These are Emotions that Plague Most Caregivers.
Expect Them. Accept them. Let them go.
Family caregivers often feel all of these feelings when they are doing home care for an elderly parent. Along with the emotions of past baggage, there is just no way to do the job well enough. How do you forgive yourself for imperfection and allow yourself to be human, and semi-perfect?
You don’t want to do this to others. There is no need to do it to yourself. What you can do is what you can do. Sure your elderly relative needs more than you can give. Start with that assumption and find other ways to provideit, so it is not just on you. Caregivers can be found for almost any companion and home caregiving service. Get creative about search for other support. Then forgive yourself for anything you alone cannot do without help.
Resenting Your Role
As your primary focus of life becomes caring for another person, especially if you were not planning this particular path, be realistic in the role you expect of yourself. If you can’t change the full extent of your responsibilities, then provide yourself a caregiver or companion. You deserve it. Ask a friend for help for you when your work shift of caring is done. Write your thoughts in a journal. Take steps to release the energy of pent up exhaustion or resentment so it does not explode out on the one person you really want to love and nurture with kindness.
Anger can build up into a heart attack, high blood pressure, digestive problems and more. Laugh.

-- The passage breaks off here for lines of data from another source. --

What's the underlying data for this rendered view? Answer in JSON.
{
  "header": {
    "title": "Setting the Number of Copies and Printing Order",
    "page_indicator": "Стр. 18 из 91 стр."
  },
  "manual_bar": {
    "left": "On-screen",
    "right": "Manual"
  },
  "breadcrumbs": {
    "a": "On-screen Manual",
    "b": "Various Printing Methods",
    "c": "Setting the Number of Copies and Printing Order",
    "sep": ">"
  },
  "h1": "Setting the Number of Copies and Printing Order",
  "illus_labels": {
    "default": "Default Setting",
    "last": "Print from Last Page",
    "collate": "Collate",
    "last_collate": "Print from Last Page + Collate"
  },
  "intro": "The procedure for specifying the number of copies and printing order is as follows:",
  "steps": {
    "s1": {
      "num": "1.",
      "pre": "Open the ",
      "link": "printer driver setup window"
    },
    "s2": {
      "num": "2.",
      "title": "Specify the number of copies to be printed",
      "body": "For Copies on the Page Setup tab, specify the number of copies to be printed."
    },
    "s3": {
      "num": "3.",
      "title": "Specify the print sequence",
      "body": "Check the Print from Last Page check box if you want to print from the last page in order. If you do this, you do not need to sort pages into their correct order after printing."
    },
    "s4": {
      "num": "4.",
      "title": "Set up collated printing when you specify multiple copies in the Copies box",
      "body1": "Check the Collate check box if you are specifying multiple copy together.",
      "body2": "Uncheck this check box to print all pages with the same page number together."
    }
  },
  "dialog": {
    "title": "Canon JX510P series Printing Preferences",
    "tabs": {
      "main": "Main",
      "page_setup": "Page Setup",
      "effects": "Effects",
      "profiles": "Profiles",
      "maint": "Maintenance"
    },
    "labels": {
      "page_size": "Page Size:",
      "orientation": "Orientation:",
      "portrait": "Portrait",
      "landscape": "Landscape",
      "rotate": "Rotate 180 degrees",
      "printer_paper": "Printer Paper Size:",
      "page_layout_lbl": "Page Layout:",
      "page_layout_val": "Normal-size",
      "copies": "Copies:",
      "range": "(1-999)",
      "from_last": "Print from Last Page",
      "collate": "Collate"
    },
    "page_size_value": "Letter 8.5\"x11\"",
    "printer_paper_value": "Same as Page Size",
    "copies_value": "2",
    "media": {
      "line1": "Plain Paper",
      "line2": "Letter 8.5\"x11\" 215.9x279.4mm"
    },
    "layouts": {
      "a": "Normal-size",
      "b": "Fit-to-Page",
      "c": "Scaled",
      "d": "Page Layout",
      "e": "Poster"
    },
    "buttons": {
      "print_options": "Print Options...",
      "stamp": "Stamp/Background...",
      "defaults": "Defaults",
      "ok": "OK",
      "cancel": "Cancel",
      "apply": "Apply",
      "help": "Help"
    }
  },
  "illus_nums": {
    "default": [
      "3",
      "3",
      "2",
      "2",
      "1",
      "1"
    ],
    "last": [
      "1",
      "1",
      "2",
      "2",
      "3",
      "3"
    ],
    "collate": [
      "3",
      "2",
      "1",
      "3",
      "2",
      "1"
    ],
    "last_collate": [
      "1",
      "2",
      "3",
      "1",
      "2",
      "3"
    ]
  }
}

Find things to laugh at. Find people to laugh with. Find a way to laugh with the person for whom you are caring. Get a friend to come laugh with you at the end of a day. Counteract anger with breathing, happiness, laughter, and comedy, so it is kept in balance. This is definitely a balancing act, so just plan for it creatively.
Have you noticed the escalating cycle with worry? It builds and builds and seems endless. It can disrupt sleep, bottle up in headaches, travel with food right into your mouth when you least want it, and so much more. Being the primary home care giver for a loved one is a worry celebration – guaranteed and endless. So take it by the heels and treat it as a given, and plan a balancing activity from the start. Cycle it right out of your day in routine plans. Schedule distraction. Schedule happiness breaks. Know it will be with you and make plans that will keep it quiet when you don’t need it. At least join a caregiver support group. Know it will be there and it does not need to own you.
Lonely, Oh So Lonely
Isolation from your own life, your friends, your home, your patterns, your happiness, and your world is lonely. Realize it and plan for it. Plan an active social life in a reasonable balance before your helping schedule gets ahead of you. Plan for others to chip in or hiring home care givers to help. Be smart and you can avoid the whole lonely journey. The person you are caring for is also likely to be lonely, so take control of this one before it flattens both of you.
Face it, the circumstances that have caused the need for your support and service are most likely to be sad, and to be loss related. Whether it is loss of a partner, loss of ability, loss of a mind, loss of a limb or ability to move around or be with others. Loss is loss. One needs to grieve loss. This is real. If you suppress the feelings and pretend they are not needed, it becomes an endless sad journey. Talk about it. Discuss the thing that is lost, explore the feeling together. The more you handle this upfront, and face it, discuss it, and allow the sadness to be there, the less it needs to be unmanageable and control you. You can control it. Cope with grief by realizing it is in the room with you.
You are trying your best. Agreed. You are doing your best. Agreed. Then when someone says there is another way you blow up. Suggestions feel more like threats in situations where you are uncertain that your approach is the best one. Realize that you will want to defend your approach. Know there are other ways. If you can accept other ideas without feeling attacked, then you can still do what you do. You can listen, thank someone, and walk away. You can make decisions to accept new advice without having to be or feel embarrassed for your imperfection. Its okay. You are already doing your best. Know it. Let others play the caring game with you.
If you can escape these big traps by planning for them, scheduling options and breaks, and knowing these patterns will be there, then you can put yourself in a position where you can forgive your own imperfection, laugh at your unbelievable situation and sacrifice, and survive it without going nuts yourself. Let others help you.
Based on an article by Home Care Assistance.